(Beginning of Data under study)

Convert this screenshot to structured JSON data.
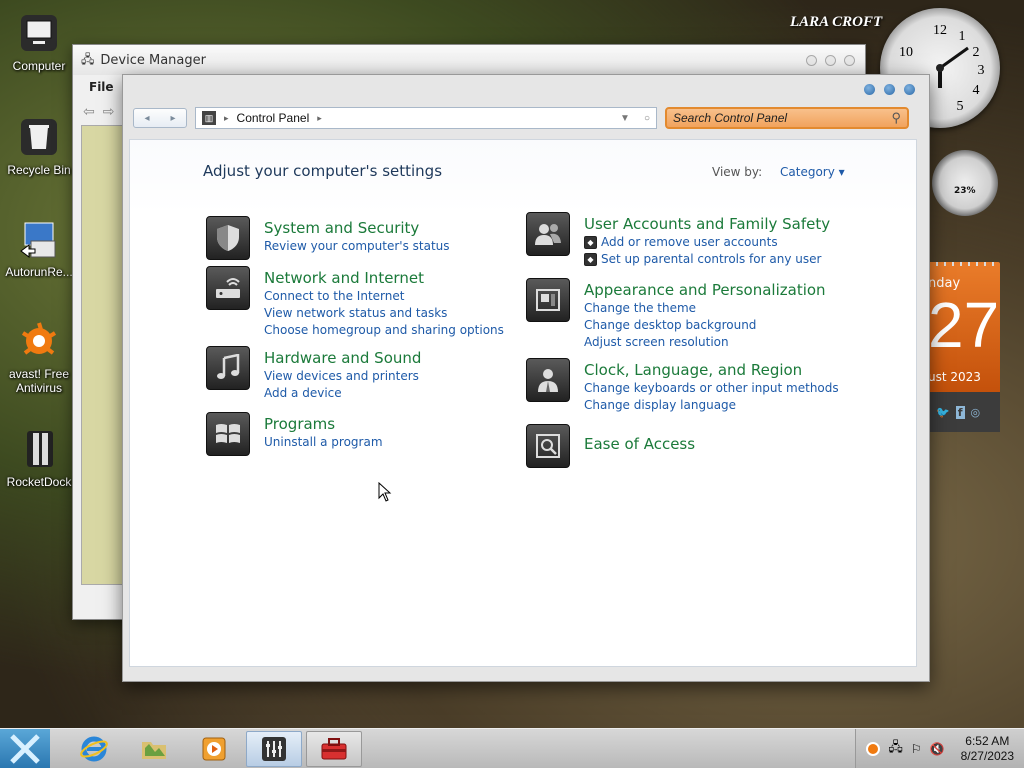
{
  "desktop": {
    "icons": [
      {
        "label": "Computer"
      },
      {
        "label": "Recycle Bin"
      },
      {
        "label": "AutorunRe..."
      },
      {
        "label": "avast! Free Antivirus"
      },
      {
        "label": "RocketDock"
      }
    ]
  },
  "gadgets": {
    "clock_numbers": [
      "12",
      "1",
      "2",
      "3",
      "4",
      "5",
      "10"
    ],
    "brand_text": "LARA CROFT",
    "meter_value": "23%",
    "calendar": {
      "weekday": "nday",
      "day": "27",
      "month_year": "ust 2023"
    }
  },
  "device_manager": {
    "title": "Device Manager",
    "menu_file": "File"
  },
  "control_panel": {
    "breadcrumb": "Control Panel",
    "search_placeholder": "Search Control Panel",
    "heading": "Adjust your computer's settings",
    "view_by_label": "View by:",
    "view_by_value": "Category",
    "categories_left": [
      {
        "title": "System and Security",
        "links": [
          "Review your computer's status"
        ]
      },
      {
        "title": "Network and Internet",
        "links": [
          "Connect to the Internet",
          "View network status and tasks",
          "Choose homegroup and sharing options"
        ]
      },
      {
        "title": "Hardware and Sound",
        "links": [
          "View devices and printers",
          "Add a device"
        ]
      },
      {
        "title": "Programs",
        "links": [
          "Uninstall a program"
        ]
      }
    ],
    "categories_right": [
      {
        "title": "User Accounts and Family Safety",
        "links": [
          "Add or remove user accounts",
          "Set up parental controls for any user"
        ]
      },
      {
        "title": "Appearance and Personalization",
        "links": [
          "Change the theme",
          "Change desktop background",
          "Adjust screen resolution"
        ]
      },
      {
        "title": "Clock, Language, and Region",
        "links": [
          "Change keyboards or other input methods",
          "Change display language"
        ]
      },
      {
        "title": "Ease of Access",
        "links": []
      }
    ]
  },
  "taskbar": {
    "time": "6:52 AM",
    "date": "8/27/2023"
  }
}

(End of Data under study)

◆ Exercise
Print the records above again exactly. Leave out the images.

◆ Task output
Convert this screenshot to structured JSON data.
{
  "desktop": {
    "icons": [
      {
        "label": "Computer"
      },
      {
        "label": "Recycle Bin"
      },
      {
        "label": "AutorunRe..."
      },
      {
        "label": "avast! Free Antivirus"
      },
      {
        "label": "RocketDock"
      }
    ]
  },
  "gadgets": {
    "clock_numbers": [
      "12",
      "1",
      "2",
      "3",
      "4",
      "5",
      "10"
    ],
    "brand_text": "LARA CROFT",
    "meter_value": "23%",
    "calendar": {
      "weekday": "nday",
      "day": "27",
      "month_year": "ust 2023"
    }
  },
  "device_manager": {
    "title": "Device Manager",
    "menu_file": "File"
  },
  "control_panel": {
    "breadcrumb": "Control Panel",
    "search_placeholder": "Search Control Panel",
    "heading": "Adjust your computer's settings",
    "view_by_label": "View by:",
    "view_by_value": "Category",
    "categories_left": [
      {
        "title": "System and Security",
        "links": [
          "Review your computer's status"
        ]
      },
      {
        "title": "Network and Internet",
        "links": [
          "Connect to the Internet",
          "View network status and tasks",
          "Choose homegroup and sharing options"
        ]
      },
      {
        "title": "Hardware and Sound",
        "links": [
          "View devices and printers",
          "Add a device"
        ]
      },
      {
        "title": "Programs",
        "links": [
          "Uninstall a program"
        ]
      }
    ],
    "categories_right": [
      {
        "title": "User Accounts and Family Safety",
        "links": [
          "Add or remove user accounts",
          "Set up parental controls for any user"
        ]
      },
      {
        "title": "Appearance and Personalization",
        "links": [
          "Change the theme",
          "Change desktop background",
          "Adjust screen resolution"
        ]
      },
      {
        "title": "Clock, Language, and Region",
        "links": [
          "Change keyboards or other input methods",
          "Change display language"
        ]
      },
      {
        "title": "Ease of Access",
        "links": []
      }
    ]
  },
  "taskbar": {
    "time": "6:52 AM",
    "date": "8/27/2023"
  }
}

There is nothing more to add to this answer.